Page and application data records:
┌──
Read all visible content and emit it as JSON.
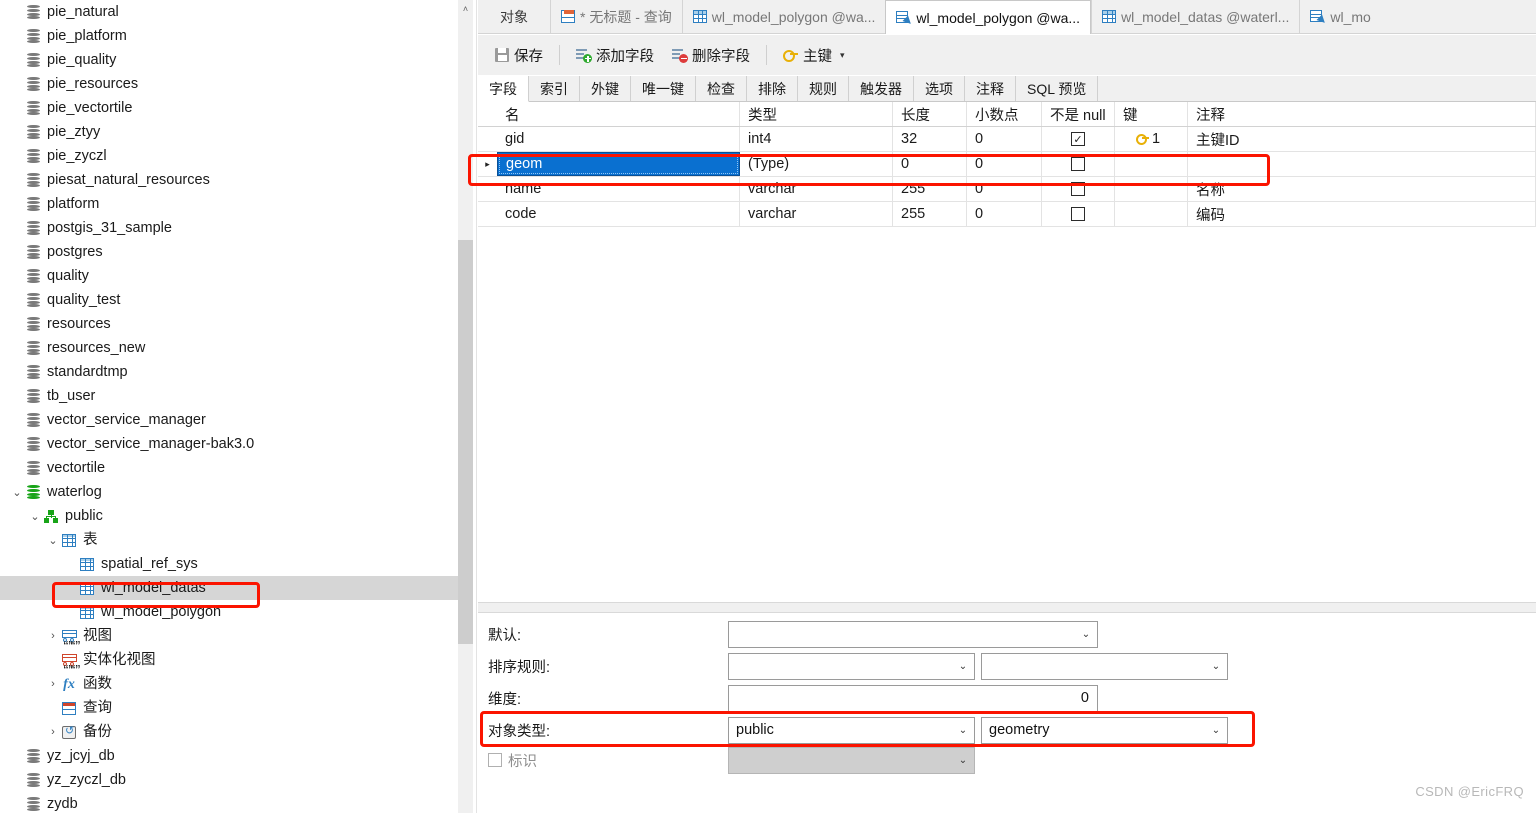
{
  "sidebar": {
    "scroll": {
      "arrow_up": "˄"
    },
    "items": [
      {
        "label": "pie_natural",
        "icon": "database-icon",
        "indent": 0,
        "twisty": "",
        "selected": false
      },
      {
        "label": "pie_platform",
        "icon": "database-icon",
        "indent": 0,
        "twisty": "",
        "selected": false
      },
      {
        "label": "pie_quality",
        "icon": "database-icon",
        "indent": 0,
        "twisty": "",
        "selected": false
      },
      {
        "label": "pie_resources",
        "icon": "database-icon",
        "indent": 0,
        "twisty": "",
        "selected": false
      },
      {
        "label": "pie_vectortile",
        "icon": "database-icon",
        "indent": 0,
        "twisty": "",
        "selected": false
      },
      {
        "label": "pie_ztyy",
        "icon": "database-icon",
        "indent": 0,
        "twisty": "",
        "selected": false
      },
      {
        "label": "pie_zyczl",
        "icon": "database-icon",
        "indent": 0,
        "twisty": "",
        "selected": false
      },
      {
        "label": "piesat_natural_resources",
        "icon": "database-icon",
        "indent": 0,
        "twisty": "",
        "selected": false
      },
      {
        "label": "platform",
        "icon": "database-icon",
        "indent": 0,
        "twisty": "",
        "selected": false
      },
      {
        "label": "postgis_31_sample",
        "icon": "database-icon",
        "indent": 0,
        "twisty": "",
        "selected": false
      },
      {
        "label": "postgres",
        "icon": "database-icon",
        "indent": 0,
        "twisty": "",
        "selected": false
      },
      {
        "label": "quality",
        "icon": "database-icon",
        "indent": 0,
        "twisty": "",
        "selected": false
      },
      {
        "label": "quality_test",
        "icon": "database-icon",
        "indent": 0,
        "twisty": "",
        "selected": false
      },
      {
        "label": "resources",
        "icon": "database-icon",
        "indent": 0,
        "twisty": "",
        "selected": false
      },
      {
        "label": "resources_new",
        "icon": "database-icon",
        "indent": 0,
        "twisty": "",
        "selected": false
      },
      {
        "label": "standardtmp",
        "icon": "database-icon",
        "indent": 0,
        "twisty": "",
        "selected": false
      },
      {
        "label": "tb_user",
        "icon": "database-icon",
        "indent": 0,
        "twisty": "",
        "selected": false
      },
      {
        "label": "vector_service_manager",
        "icon": "database-icon",
        "indent": 0,
        "twisty": "",
        "selected": false
      },
      {
        "label": "vector_service_manager-bak3.0",
        "icon": "database-icon",
        "indent": 0,
        "twisty": "",
        "selected": false
      },
      {
        "label": "vectortile",
        "icon": "database-icon",
        "indent": 0,
        "twisty": "",
        "selected": false
      },
      {
        "label": "waterlog",
        "icon": "database-icon-green",
        "indent": 0,
        "twisty": "⌄",
        "selected": false
      },
      {
        "label": "public",
        "icon": "schema-icon",
        "indent": 1,
        "twisty": "⌄",
        "selected": false
      },
      {
        "label": "表",
        "icon": "table-icon",
        "indent": 2,
        "twisty": "⌄",
        "selected": false
      },
      {
        "label": "spatial_ref_sys",
        "icon": "table-icon",
        "indent": 3,
        "twisty": "",
        "selected": false
      },
      {
        "label": "wl_model_datas",
        "icon": "table-icon",
        "indent": 3,
        "twisty": "",
        "selected": true
      },
      {
        "label": "wl_model_polygon",
        "icon": "table-icon",
        "indent": 3,
        "twisty": "",
        "selected": false
      },
      {
        "label": "视图",
        "icon": "view-icon",
        "indent": 2,
        "twisty": "›",
        "selected": false
      },
      {
        "label": "实体化视图",
        "icon": "materialized-view-icon",
        "indent": 2,
        "twisty": "",
        "selected": false
      },
      {
        "label": "函数",
        "icon": "function-icon",
        "indent": 2,
        "twisty": "›",
        "selected": false
      },
      {
        "label": "查询",
        "icon": "query-icon",
        "indent": 2,
        "twisty": "",
        "selected": false
      },
      {
        "label": "备份",
        "icon": "backup-icon",
        "indent": 2,
        "twisty": "›",
        "selected": false
      },
      {
        "label": "yz_jcyj_db",
        "icon": "database-icon",
        "indent": 0,
        "twisty": "",
        "selected": false
      },
      {
        "label": "yz_zyczl_db",
        "icon": "database-icon",
        "indent": 0,
        "twisty": "",
        "selected": false
      },
      {
        "label": "zydb",
        "icon": "database-icon",
        "indent": 0,
        "twisty": "",
        "selected": false
      }
    ]
  },
  "tabbar": {
    "object_label": "对象",
    "tabs": [
      {
        "label": "* 无标题 - 查询",
        "icon": "query-doc-icon",
        "active": false
      },
      {
        "label": "wl_model_polygon @wa...",
        "icon": "table-icon",
        "active": false
      },
      {
        "label": "wl_model_polygon @wa...",
        "icon": "table-design-icon",
        "active": true
      },
      {
        "label": "wl_model_datas @waterl...",
        "icon": "table-icon",
        "active": false
      },
      {
        "label": "wl_mo",
        "icon": "table-design-icon",
        "active": false
      }
    ]
  },
  "toolbar": {
    "save_label": "保存",
    "add_field_label": "添加字段",
    "delete_field_label": "删除字段",
    "primary_key_label": "主键",
    "caret": "▾"
  },
  "subtabs": [
    {
      "label": "字段",
      "active": true
    },
    {
      "label": "索引",
      "active": false
    },
    {
      "label": "外键",
      "active": false
    },
    {
      "label": "唯一键",
      "active": false
    },
    {
      "label": "检查",
      "active": false
    },
    {
      "label": "排除",
      "active": false
    },
    {
      "label": "规则",
      "active": false
    },
    {
      "label": "触发器",
      "active": false
    },
    {
      "label": "选项",
      "active": false
    },
    {
      "label": "注释",
      "active": false
    },
    {
      "label": "SQL 预览",
      "active": false
    }
  ],
  "grid": {
    "columns": [
      "名",
      "类型",
      "长度",
      "小数点",
      "不是 null",
      "键",
      "注释"
    ],
    "rows": [
      {
        "marker": "",
        "name": "gid",
        "type": "int4",
        "length": "32",
        "decimals": "0",
        "not_null": true,
        "key": "1",
        "comment": "主键ID",
        "selected": false
      },
      {
        "marker": "▸",
        "name": "geom",
        "type": "(Type)",
        "length": "0",
        "decimals": "0",
        "not_null": false,
        "key": "",
        "comment": "",
        "selected": true
      },
      {
        "marker": "",
        "name": "name",
        "type": "varchar",
        "length": "255",
        "decimals": "0",
        "not_null": false,
        "key": "",
        "comment": "名称",
        "selected": false
      },
      {
        "marker": "",
        "name": "code",
        "type": "varchar",
        "length": "255",
        "decimals": "0",
        "not_null": false,
        "key": "",
        "comment": "编码",
        "selected": false
      }
    ],
    "checkmark": "✓"
  },
  "form": {
    "default_label": "默认:",
    "default_value": "",
    "collation_label": "排序规则:",
    "collation_value_1": "",
    "collation_value_2": "",
    "dimension_label": "维度:",
    "dimension_value": "0",
    "object_type_label": "对象类型:",
    "object_type_schema": "public",
    "object_type_type": "geometry",
    "identity_label": "标识",
    "identity_value": "",
    "chevron": "⌄"
  },
  "watermark": "CSDN @EricFRQ",
  "colors": {
    "selection_blue": "#0a70d0",
    "annotation_red": "#fb1400",
    "row_highlight_gray": "#d6d6d6",
    "toolbar_gray": "#f0f0f0"
  }
}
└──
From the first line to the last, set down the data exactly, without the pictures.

[RESPONSE FOR THIS EXERCISE]:
Read all visible content and emit it as JSON.
{
  "sidebar": {
    "scroll": {
      "arrow_up": "˄"
    },
    "items": [
      {
        "label": "pie_natural",
        "icon": "database-icon",
        "indent": 0,
        "twisty": "",
        "selected": false
      },
      {
        "label": "pie_platform",
        "icon": "database-icon",
        "indent": 0,
        "twisty": "",
        "selected": false
      },
      {
        "label": "pie_quality",
        "icon": "database-icon",
        "indent": 0,
        "twisty": "",
        "selected": false
      },
      {
        "label": "pie_resources",
        "icon": "database-icon",
        "indent": 0,
        "twisty": "",
        "selected": false
      },
      {
        "label": "pie_vectortile",
        "icon": "database-icon",
        "indent": 0,
        "twisty": "",
        "selected": false
      },
      {
        "label": "pie_ztyy",
        "icon": "database-icon",
        "indent": 0,
        "twisty": "",
        "selected": false
      },
      {
        "label": "pie_zyczl",
        "icon": "database-icon",
        "indent": 0,
        "twisty": "",
        "selected": false
      },
      {
        "label": "piesat_natural_resources",
        "icon": "database-icon",
        "indent": 0,
        "twisty": "",
        "selected": false
      },
      {
        "label": "platform",
        "icon": "database-icon",
        "indent": 0,
        "twisty": "",
        "selected": false
      },
      {
        "label": "postgis_31_sample",
        "icon": "database-icon",
        "indent": 0,
        "twisty": "",
        "selected": false
      },
      {
        "label": "postgres",
        "icon": "database-icon",
        "indent": 0,
        "twisty": "",
        "selected": false
      },
      {
        "label": "quality",
        "icon": "database-icon",
        "indent": 0,
        "twisty": "",
        "selected": false
      },
      {
        "label": "quality_test",
        "icon": "database-icon",
        "indent": 0,
        "twisty": "",
        "selected": false
      },
      {
        "label": "resources",
        "icon": "database-icon",
        "indent": 0,
        "twisty": "",
        "selected": false
      },
      {
        "label": "resources_new",
        "icon": "database-icon",
        "indent": 0,
        "twisty": "",
        "selected": false
      },
      {
        "label": "standardtmp",
        "icon": "database-icon",
        "indent": 0,
        "twisty": "",
        "selected": false
      },
      {
        "label": "tb_user",
        "icon": "database-icon",
        "indent": 0,
        "twisty": "",
        "selected": false
      },
      {
        "label": "vector_service_manager",
        "icon": "database-icon",
        "indent": 0,
        "twisty": "",
        "selected": false
      },
      {
        "label": "vector_service_manager-bak3.0",
        "icon": "database-icon",
        "indent": 0,
        "twisty": "",
        "selected": false
      },
      {
        "label": "vectortile",
        "icon": "database-icon",
        "indent": 0,
        "twisty": "",
        "selected": false
      },
      {
        "label": "waterlog",
        "icon": "database-icon-green",
        "indent": 0,
        "twisty": "⌄",
        "selected": false
      },
      {
        "label": "public",
        "icon": "schema-icon",
        "indent": 1,
        "twisty": "⌄",
        "selected": false
      },
      {
        "label": "表",
        "icon": "table-icon",
        "indent": 2,
        "twisty": "⌄",
        "selected": false
      },
      {
        "label": "spatial_ref_sys",
        "icon": "table-icon",
        "indent": 3,
        "twisty": "",
        "selected": false
      },
      {
        "label": "wl_model_datas",
        "icon": "table-icon",
        "indent": 3,
        "twisty": "",
        "selected": true
      },
      {
        "label": "wl_model_polygon",
        "icon": "table-icon",
        "indent": 3,
        "twisty": "",
        "selected": false
      },
      {
        "label": "视图",
        "icon": "view-icon",
        "indent": 2,
        "twisty": "›",
        "selected": false
      },
      {
        "label": "实体化视图",
        "icon": "materialized-view-icon",
        "indent": 2,
        "twisty": "",
        "selected": false
      },
      {
        "label": "函数",
        "icon": "function-icon",
        "indent": 2,
        "twisty": "›",
        "selected": false
      },
      {
        "label": "查询",
        "icon": "query-icon",
        "indent": 2,
        "twisty": "",
        "selected": false
      },
      {
        "label": "备份",
        "icon": "backup-icon",
        "indent": 2,
        "twisty": "›",
        "selected": false
      },
      {
        "label": "yz_jcyj_db",
        "icon": "database-icon",
        "indent": 0,
        "twisty": "",
        "selected": false
      },
      {
        "label": "yz_zyczl_db",
        "icon": "database-icon",
        "indent": 0,
        "twisty": "",
        "selected": false
      },
      {
        "label": "zydb",
        "icon": "database-icon",
        "indent": 0,
        "twisty": "",
        "selected": false
      }
    ]
  },
  "tabbar": {
    "object_label": "对象",
    "tabs": [
      {
        "label": "* 无标题 - 查询",
        "icon": "query-doc-icon",
        "active": false
      },
      {
        "label": "wl_model_polygon @wa...",
        "icon": "table-icon",
        "active": false
      },
      {
        "label": "wl_model_polygon @wa...",
        "icon": "table-design-icon",
        "active": true
      },
      {
        "label": "wl_model_datas @waterl...",
        "icon": "table-icon",
        "active": false
      },
      {
        "label": "wl_mo",
        "icon": "table-design-icon",
        "active": false
      }
    ]
  },
  "toolbar": {
    "save_label": "保存",
    "add_field_label": "添加字段",
    "delete_field_label": "删除字段",
    "primary_key_label": "主键",
    "caret": "▾"
  },
  "subtabs": [
    {
      "label": "字段",
      "active": true
    },
    {
      "label": "索引",
      "active": false
    },
    {
      "label": "外键",
      "active": false
    },
    {
      "label": "唯一键",
      "active": false
    },
    {
      "label": "检查",
      "active": false
    },
    {
      "label": "排除",
      "active": false
    },
    {
      "label": "规则",
      "active": false
    },
    {
      "label": "触发器",
      "active": false
    },
    {
      "label": "选项",
      "active": false
    },
    {
      "label": "注释",
      "active": false
    },
    {
      "label": "SQL 预览",
      "active": false
    }
  ],
  "grid": {
    "columns": [
      "名",
      "类型",
      "长度",
      "小数点",
      "不是 null",
      "键",
      "注释"
    ],
    "rows": [
      {
        "marker": "",
        "name": "gid",
        "type": "int4",
        "length": "32",
        "decimals": "0",
        "not_null": true,
        "key": "1",
        "comment": "主键ID",
        "selected": false
      },
      {
        "marker": "▸",
        "name": "geom",
        "type": "(Type)",
        "length": "0",
        "decimals": "0",
        "not_null": false,
        "key": "",
        "comment": "",
        "selected": true
      },
      {
        "marker": "",
        "name": "name",
        "type": "varchar",
        "length": "255",
        "decimals": "0",
        "not_null": false,
        "key": "",
        "comment": "名称",
        "selected": false
      },
      {
        "marker": "",
        "name": "code",
        "type": "varchar",
        "length": "255",
        "decimals": "0",
        "not_null": false,
        "key": "",
        "comment": "编码",
        "selected": false
      }
    ],
    "checkmark": "✓"
  },
  "form": {
    "default_label": "默认:",
    "default_value": "",
    "collation_label": "排序规则:",
    "collation_value_1": "",
    "collation_value_2": "",
    "dimension_label": "维度:",
    "dimension_value": "0",
    "object_type_label": "对象类型:",
    "object_type_schema": "public",
    "object_type_type": "geometry",
    "identity_label": "标识",
    "identity_value": "",
    "chevron": "⌄"
  },
  "watermark": "CSDN @EricFRQ",
  "colors": {
    "selection_blue": "#0a70d0",
    "annotation_red": "#fb1400",
    "row_highlight_gray": "#d6d6d6",
    "toolbar_gray": "#f0f0f0"
  }
}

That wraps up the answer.